“Then we can start making sure that we have competent staff in place and that they are compensated fairly,” he said.
The Harrisburg district entered into a three-year contract with the Montgomery County Intermediate Unit last month after a Dauphin County Judge approved a state takeover of the district, which is designed to bring it back into success. The start date for that partnership was Monday, July 1.
The contract with the intermediate unit — at $1.4 million annually — was put into place by new district Receiver Janet Samuels, who was appointed to the role of chief administrator and decision-maker when the state takeover was announced.
Under the contract, officials from the intermediate unit, including George, will provide all business office and human resource department functions.
Most of those intermediate unit officials will work full-time in Harrisburg, George said.
Samuels previously served as superintendent in Norristown, a Montgomery County district, but on Tuesday, she stressed that the new partnership is based on the past success of the intermediate unit and George.
George led a team that previously pulled off what the sate auditor general called a “miraculous” financial and academic recovery in Reading School District, making drastic financial improvements in only a year.
Samuels also pointed out that the Harrisburg district has been under a financial recovery plan since 2012.
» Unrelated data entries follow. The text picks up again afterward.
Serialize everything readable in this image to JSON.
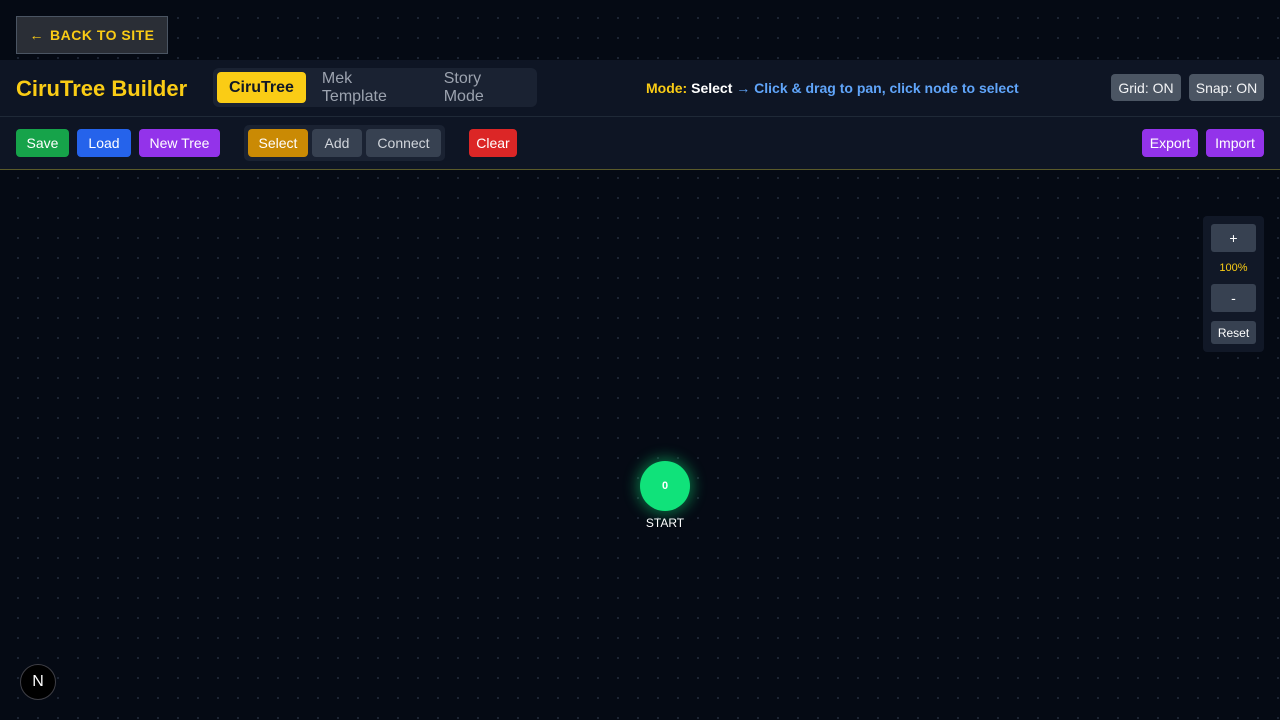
{
  "back_button": {
    "arrow": "←",
    "label": "BACK TO SITE"
  },
  "header": {
    "title": "CiruTree Builder",
    "tabs": [
      {
        "label": "CiruTree",
        "active": true
      },
      {
        "label": "Mek Template",
        "active": false
      },
      {
        "label": "Story Mode",
        "active": false
      }
    ],
    "mode": {
      "label": "Mode:",
      "value": "Select",
      "hint": "→ Click & drag to pan, click node to select"
    },
    "grid_toggle": "Grid: ON",
    "snap_toggle": "Snap: ON"
  },
  "toolbar": {
    "save": "Save",
    "load": "Load",
    "new_tree": "New Tree",
    "modes": [
      {
        "label": "Select",
        "active": true
      },
      {
        "label": "Add",
        "active": false
      },
      {
        "label": "Connect",
        "active": false
      }
    ],
    "clear": "Clear",
    "export": "Export",
    "import": "Import"
  },
  "zoom": {
    "in": "+",
    "level": "100%",
    "out": "-",
    "reset": "Reset"
  },
  "canvas": {
    "start_node": {
      "value": "0",
      "label": "START"
    }
  },
  "badge": {
    "letter": "N"
  }
}
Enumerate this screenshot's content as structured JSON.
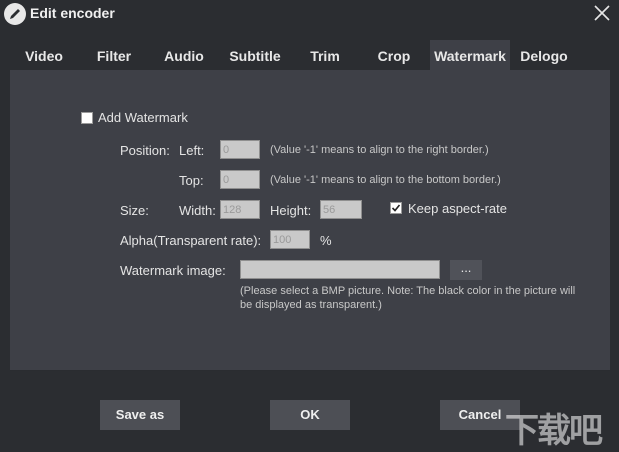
{
  "window": {
    "title": "Edit encoder"
  },
  "tabs": [
    {
      "label": "Video"
    },
    {
      "label": "Filter"
    },
    {
      "label": "Audio"
    },
    {
      "label": "Subtitle"
    },
    {
      "label": "Trim"
    },
    {
      "label": "Crop"
    },
    {
      "label": "Watermark",
      "active": true
    },
    {
      "label": "Delogo"
    }
  ],
  "watermark": {
    "add_label": "Add Watermark",
    "add_checked": false,
    "position_label": "Position:",
    "left_label": "Left:",
    "left_value": "0",
    "left_note": "(Value '-1' means to align to the right border.)",
    "top_label": "Top:",
    "top_value": "0",
    "top_note": "(Value '-1' means to align to the bottom border.)",
    "size_label": "Size:",
    "width_label": "Width:",
    "width_value": "128",
    "height_label": "Height:",
    "height_value": "56",
    "keep_aspect_label": "Keep aspect-rate",
    "keep_aspect_checked": true,
    "alpha_label": "Alpha(Transparent rate):",
    "alpha_value": "100",
    "alpha_unit": "%",
    "image_label": "Watermark image:",
    "image_value": "",
    "browse_label": "...",
    "image_note": "(Please select a BMP picture. Note: The black color in the picture will be displayed as transparent.)"
  },
  "buttons": {
    "save_as": "Save as",
    "ok": "OK",
    "cancel": "Cancel"
  },
  "site_watermark": {
    "text": "下载吧"
  },
  "colors": {
    "background": "#2b2d31",
    "panel": "#3e4047",
    "button": "#4d4f55"
  }
}
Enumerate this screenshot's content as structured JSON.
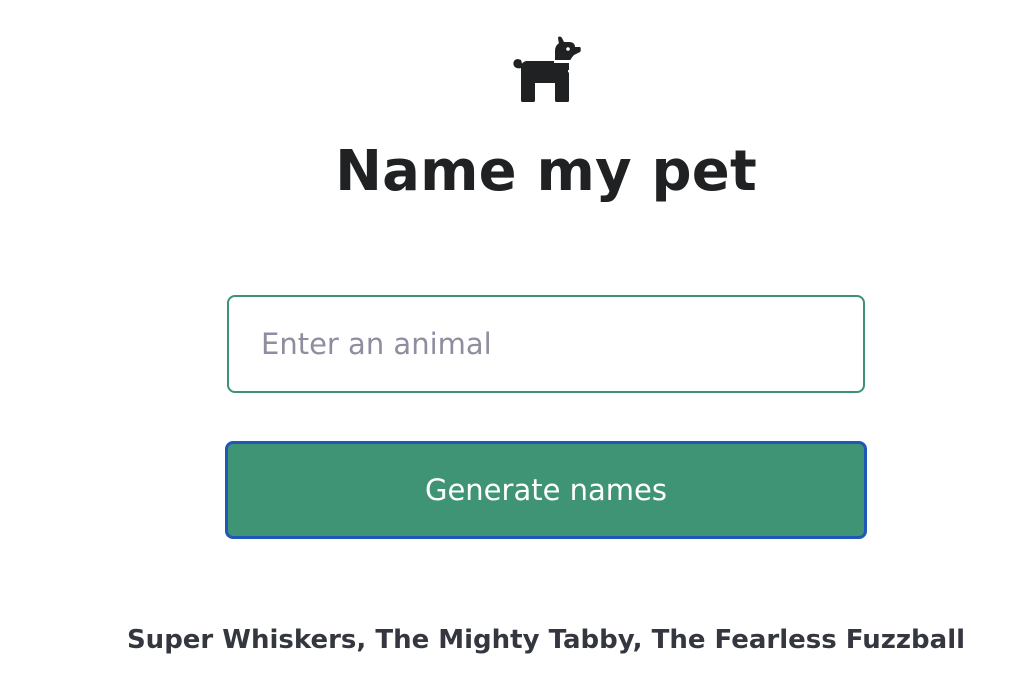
{
  "header": {
    "logo_icon": "dog-icon",
    "title": "Name my pet"
  },
  "form": {
    "animal_placeholder": "Enter an animal",
    "animal_value": "",
    "submit_label": "Generate names"
  },
  "result": {
    "text": "Super Whiskers, The Mighty Tabby, The Fearless Fuzzball"
  },
  "colors": {
    "accent": "#3e9474",
    "input_border": "#3b9277",
    "focus_ring": "#1f58b6",
    "text": "#202123"
  }
}
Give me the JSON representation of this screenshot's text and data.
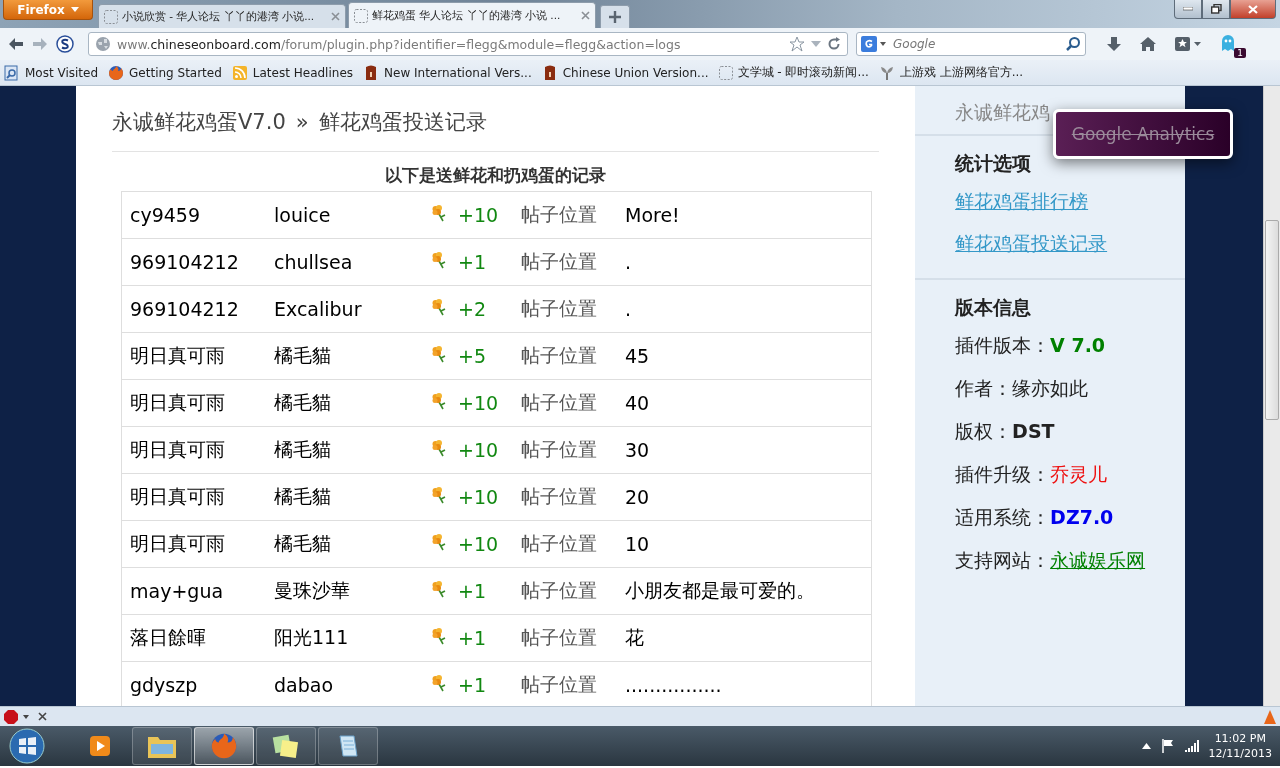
{
  "browser": {
    "menu_button": "Firefox",
    "tabs": [
      {
        "title": "小说欣赏 - 华人论坛 丫丫的港湾 小说...",
        "selected": false
      },
      {
        "title": "鲜花鸡蛋 华人论坛 丫丫的港湾 小说 ...",
        "selected": true
      }
    ],
    "url": {
      "prefix": "www.",
      "domain": "chineseonboard.com",
      "path": "/forum/plugin.php?identifier=flegg&module=flegg&action=logs"
    },
    "search": {
      "placeholder": "Google"
    },
    "addon_badge": "1",
    "bookmarks": [
      {
        "label": "Most Visited",
        "kind": "search"
      },
      {
        "label": "Getting Started",
        "kind": "firefox"
      },
      {
        "label": "Latest Headlines",
        "kind": "rss"
      },
      {
        "label": "New International Vers...",
        "kind": "book"
      },
      {
        "label": "Chinese Union Version...",
        "kind": "book"
      },
      {
        "label": "文学城 - 即时滚动新闻...",
        "kind": "blank"
      },
      {
        "label": "上游戏 上游网络官方...",
        "kind": "sprout"
      }
    ]
  },
  "page": {
    "breadcrumb": [
      "永诚鲜花鸡蛋V7.0",
      "鲜花鸡蛋投送记录"
    ],
    "breadcrumb_separator": "»",
    "caption": "以下是送鲜花和扔鸡蛋的记录",
    "rows": [
      {
        "sender": "cy9459",
        "receiver": "louice",
        "amount": "+10",
        "post": "帖子位置",
        "message": "More!"
      },
      {
        "sender": "969104212",
        "receiver": "chullsea",
        "amount": "+1",
        "post": "帖子位置",
        "message": "."
      },
      {
        "sender": "969104212",
        "receiver": "Excalibur",
        "amount": "+2",
        "post": "帖子位置",
        "message": "."
      },
      {
        "sender": "明日真可雨",
        "receiver": "橘毛貓",
        "amount": "+5",
        "post": "帖子位置",
        "message": "45"
      },
      {
        "sender": "明日真可雨",
        "receiver": "橘毛貓",
        "amount": "+10",
        "post": "帖子位置",
        "message": "40"
      },
      {
        "sender": "明日真可雨",
        "receiver": "橘毛貓",
        "amount": "+10",
        "post": "帖子位置",
        "message": "30"
      },
      {
        "sender": "明日真可雨",
        "receiver": "橘毛貓",
        "amount": "+10",
        "post": "帖子位置",
        "message": "20"
      },
      {
        "sender": "明日真可雨",
        "receiver": "橘毛貓",
        "amount": "+10",
        "post": "帖子位置",
        "message": "10"
      },
      {
        "sender": "may+gua",
        "receiver": "曼珠沙華",
        "amount": "+1",
        "post": "帖子位置",
        "message": "小朋友都是最可爱的。"
      },
      {
        "sender": "落日餘暉",
        "receiver": "阳光111",
        "amount": "+1",
        "post": "帖子位置",
        "message": "花"
      },
      {
        "sender": "gdyszp",
        "receiver": "dabao",
        "amount": "+1",
        "post": "帖子位置",
        "message": "................"
      }
    ]
  },
  "sidebar": {
    "title": "永诚鲜花鸡",
    "stats_heading": "统计选项",
    "links": [
      "鲜花鸡蛋排行榜",
      "鲜花鸡蛋投送记录"
    ],
    "info_heading": "版本信息",
    "info": [
      {
        "label": "插件版本：",
        "value": "V 7.0",
        "kind": "bold",
        "color": "#008000"
      },
      {
        "label": "作者：",
        "value": "缘亦如此",
        "kind": "plain",
        "color": "#222222"
      },
      {
        "label": "版权：",
        "value": "DST",
        "kind": "bold",
        "color": "#222222"
      },
      {
        "label": "插件升级：",
        "value": "乔灵儿",
        "kind": "plain",
        "color": "#ee1111"
      },
      {
        "label": "适用系统：",
        "value": "DZ7.0",
        "kind": "bold",
        "color": "#0000ee"
      },
      {
        "label": "支持网站：",
        "value": "永诚娱乐网",
        "kind": "link",
        "color": "#008000"
      }
    ]
  },
  "popup": {
    "text": "Google Analytics"
  },
  "taskbar": {
    "apps": [
      {
        "kind": "media",
        "selected": false
      },
      {
        "kind": "folder",
        "selected": false
      },
      {
        "kind": "firefox",
        "selected": true
      },
      {
        "kind": "notes",
        "selected": false
      },
      {
        "kind": "paper",
        "selected": false
      }
    ],
    "time": "11:02 PM",
    "date": "12/11/2013"
  }
}
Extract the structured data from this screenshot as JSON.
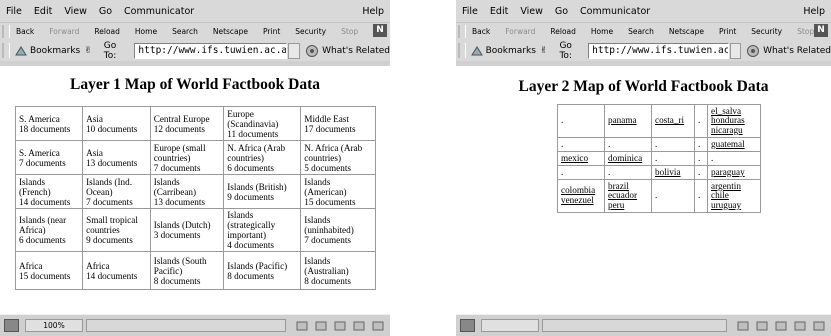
{
  "windows": [
    {
      "menu": [
        "File",
        "Edit",
        "View",
        "Go",
        "Communicator"
      ],
      "menu_help": "Help",
      "nav": [
        "Back",
        "Forward",
        "Reload",
        "Home",
        "Search",
        "Netscape",
        "Print",
        "Security",
        "Stop"
      ],
      "logo": "N",
      "bookmarks_label": "Bookmarks",
      "goto_label": "Go To:",
      "url": "http://www.ifs.tuwien.ac.at/",
      "whats_related": "What's Related",
      "page_title": "Layer 1 Map of World Factbook Data",
      "zoom": "100%",
      "table": [
        [
          [
            "S. America",
            "18 documents"
          ],
          [
            "Asia",
            "10 documents"
          ],
          [
            "Central Europe",
            "12 documents"
          ],
          [
            "Europe",
            "(Scandinavia)",
            "11 documents"
          ],
          [
            "Middle East",
            "17 documents"
          ]
        ],
        [
          [
            "S. America",
            "7 documents"
          ],
          [
            "Asia",
            "13 documents"
          ],
          [
            "Europe (small",
            "countries)",
            "7 documents"
          ],
          [
            "N. Africa (Arab",
            "countries)",
            "6 documents"
          ],
          [
            "N. Africa (Arab",
            "countries)",
            "5 documents"
          ]
        ],
        [
          [
            "Islands",
            "(French)",
            "14 documents"
          ],
          [
            "Islands (Ind.",
            "Ocean)",
            "7 documents"
          ],
          [
            "Islands",
            "(Carribean)",
            "13 documents"
          ],
          [
            "Islands (British)",
            "9 documents"
          ],
          [
            "Islands",
            "(American)",
            "15 documents"
          ]
        ],
        [
          [
            "Islands (near",
            "Africa)",
            "6 documents"
          ],
          [
            "Small tropical",
            "countries",
            "9 documents"
          ],
          [
            "Islands (Dutch)",
            "3 documents"
          ],
          [
            "Islands",
            "(strategically",
            "important)",
            "4 documents"
          ],
          [
            "Islands",
            "(uninhabited)",
            "7 documents"
          ]
        ],
        [
          [
            "Africa",
            "15 documents"
          ],
          [
            "Africa",
            "14 documents"
          ],
          [
            "Islands (South",
            "Pacific)",
            "8 documents"
          ],
          [
            "Islands (Pacific)",
            "8 documents"
          ],
          [
            "Islands",
            "(Australian)",
            "8 documents"
          ]
        ]
      ]
    },
    {
      "menu": [
        "File",
        "Edit",
        "View",
        "Go",
        "Communicator"
      ],
      "menu_help": "Help",
      "nav": [
        "Back",
        "Forward",
        "Reload",
        "Home",
        "Search",
        "Netscape",
        "Print",
        "Security",
        "Stop"
      ],
      "logo": "N",
      "bookmarks_label": "Bookmarks",
      "goto_label": "Go To:",
      "url": "http://www.ifs.tuwien.ac.at/",
      "whats_related": "What's Related",
      "page_title": "Layer 2 Map of World Factbook Data",
      "table": [
        [
          [
            "."
          ],
          [
            "panama"
          ],
          [
            "costa_ri"
          ],
          [
            "."
          ],
          [
            "el_salva",
            "honduras",
            "nicaragu"
          ]
        ],
        [
          [
            "."
          ],
          [
            "."
          ],
          [
            "."
          ],
          [
            "."
          ],
          [
            "guatemal"
          ]
        ],
        [
          [
            "mexico"
          ],
          [
            "dominica"
          ],
          [
            "."
          ],
          [
            "."
          ],
          [
            "."
          ]
        ],
        [
          [
            "."
          ],
          [
            "."
          ],
          [
            "bolivia"
          ],
          [
            "."
          ],
          [
            "paraguay"
          ]
        ],
        [
          [
            "colombia",
            "venezuel"
          ],
          [
            "brazil",
            "ecuador",
            "peru"
          ],
          [
            "."
          ],
          [
            "."
          ],
          [
            "argentin",
            "chile",
            "uruguay"
          ]
        ]
      ]
    }
  ]
}
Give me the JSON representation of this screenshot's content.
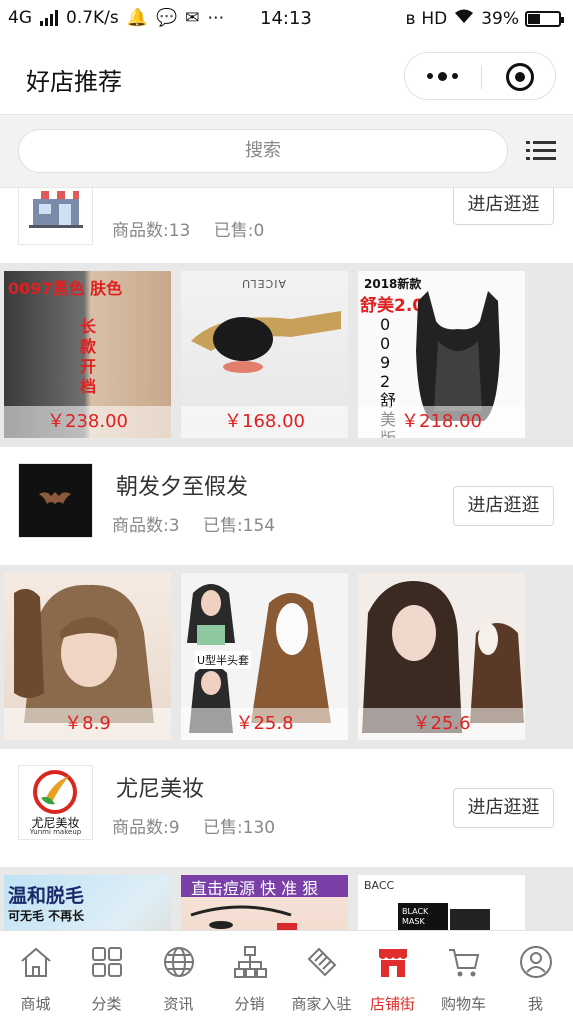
{
  "status_bar": {
    "signal": "4G",
    "speed": "0.7K/s",
    "time": "14:13",
    "network": "HD",
    "battery": "39%"
  },
  "header": {
    "title": "好店推荐"
  },
  "search": {
    "placeholder": "搜索"
  },
  "shops": [
    {
      "name": "",
      "logo_icon": "storefront-icon",
      "goods_count": "商品数:13",
      "sold": "已售:0",
      "button": "进店逛逛",
      "products": [
        {
          "price": "￥238.00",
          "overlay_text": "0097黑色  肤色",
          "overlay_text2": "长款开档"
        },
        {
          "price": "￥168.00",
          "overlay_text": "AICELU"
        },
        {
          "price": "￥218.00",
          "overlay_text": "2018新款",
          "overlay_text2": "舒美2.0",
          "overlay_text3": "0092舒美版"
        }
      ]
    },
    {
      "name": "朝发夕至假发",
      "logo_icon": "bat-logo-icon",
      "goods_count": "商品数:3",
      "sold": "已售:154",
      "button": "进店逛逛",
      "products": [
        {
          "price": "￥8.9"
        },
        {
          "price": "￥25.8",
          "overlay_text": "U型半头套"
        },
        {
          "price": "￥25.6"
        }
      ]
    },
    {
      "name": "尤尼美妆",
      "logo_icon": "yunmi-logo-icon",
      "logo_text": "尤尼美妆",
      "logo_subtext": "Yunmi makeup",
      "goods_count": "商品数:9",
      "sold": "已售:130",
      "button": "进店逛逛",
      "products": [
        {
          "price": "",
          "overlay_text": "温和脱毛",
          "overlay_text2": "可无毛 不再长"
        },
        {
          "price": "",
          "overlay_text": "直击痘源  快 准 狠"
        },
        {
          "price": "",
          "overlay_text": "BACC",
          "overlay_text2": "BLACK MASK"
        }
      ]
    }
  ],
  "tabbar": {
    "items": [
      {
        "label": "商城",
        "icon": "home-icon"
      },
      {
        "label": "分类",
        "icon": "grid-icon"
      },
      {
        "label": "资讯",
        "icon": "globe-icon"
      },
      {
        "label": "分销",
        "icon": "hierarchy-icon"
      },
      {
        "label": "商家入驻",
        "icon": "handshake-icon"
      },
      {
        "label": "店铺街",
        "icon": "shop-icon"
      },
      {
        "label": "购物车",
        "icon": "cart-icon"
      },
      {
        "label": "我",
        "icon": "user-icon"
      }
    ],
    "active_index": 5,
    "active_color": "#e02e2e"
  }
}
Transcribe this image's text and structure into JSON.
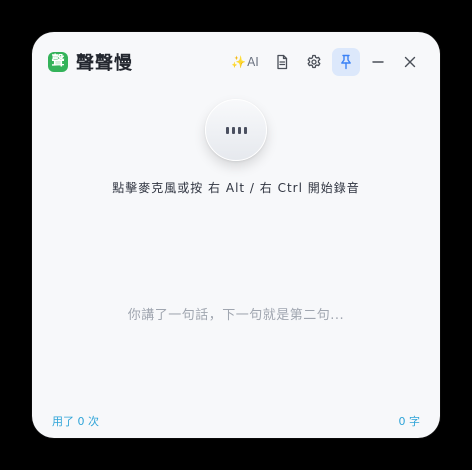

“So that means more than a generation of children have been impacted by the financial status and all the events that have occurred here in Harrisburg School District,” she said.